Stored entries
....

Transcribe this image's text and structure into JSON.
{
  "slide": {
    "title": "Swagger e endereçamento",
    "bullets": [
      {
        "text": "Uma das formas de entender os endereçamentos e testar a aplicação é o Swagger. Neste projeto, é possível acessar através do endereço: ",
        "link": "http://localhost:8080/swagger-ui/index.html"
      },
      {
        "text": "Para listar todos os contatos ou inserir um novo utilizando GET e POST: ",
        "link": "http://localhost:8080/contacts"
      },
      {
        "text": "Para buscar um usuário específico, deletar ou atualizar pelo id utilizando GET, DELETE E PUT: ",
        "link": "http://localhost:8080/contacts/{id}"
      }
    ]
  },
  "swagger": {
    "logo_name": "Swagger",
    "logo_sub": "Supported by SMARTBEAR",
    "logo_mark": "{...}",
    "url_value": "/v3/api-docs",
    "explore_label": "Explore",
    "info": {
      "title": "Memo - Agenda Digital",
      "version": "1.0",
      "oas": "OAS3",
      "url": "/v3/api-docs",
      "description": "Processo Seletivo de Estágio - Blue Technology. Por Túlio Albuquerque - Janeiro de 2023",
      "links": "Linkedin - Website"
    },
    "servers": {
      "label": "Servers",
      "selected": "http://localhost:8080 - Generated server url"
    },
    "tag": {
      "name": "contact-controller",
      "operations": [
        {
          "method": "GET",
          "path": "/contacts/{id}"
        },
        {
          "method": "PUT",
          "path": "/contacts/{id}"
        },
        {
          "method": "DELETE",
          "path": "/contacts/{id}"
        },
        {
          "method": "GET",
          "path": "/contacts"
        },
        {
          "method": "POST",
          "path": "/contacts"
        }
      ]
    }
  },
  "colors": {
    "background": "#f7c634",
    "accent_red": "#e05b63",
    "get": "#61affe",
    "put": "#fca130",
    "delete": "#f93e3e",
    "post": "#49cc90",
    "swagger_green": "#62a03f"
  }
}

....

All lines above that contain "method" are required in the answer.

          "method": "GET",
          "method": "PUT",
          "method": "DELETE",
          "method": "GET",
          "method": "POST",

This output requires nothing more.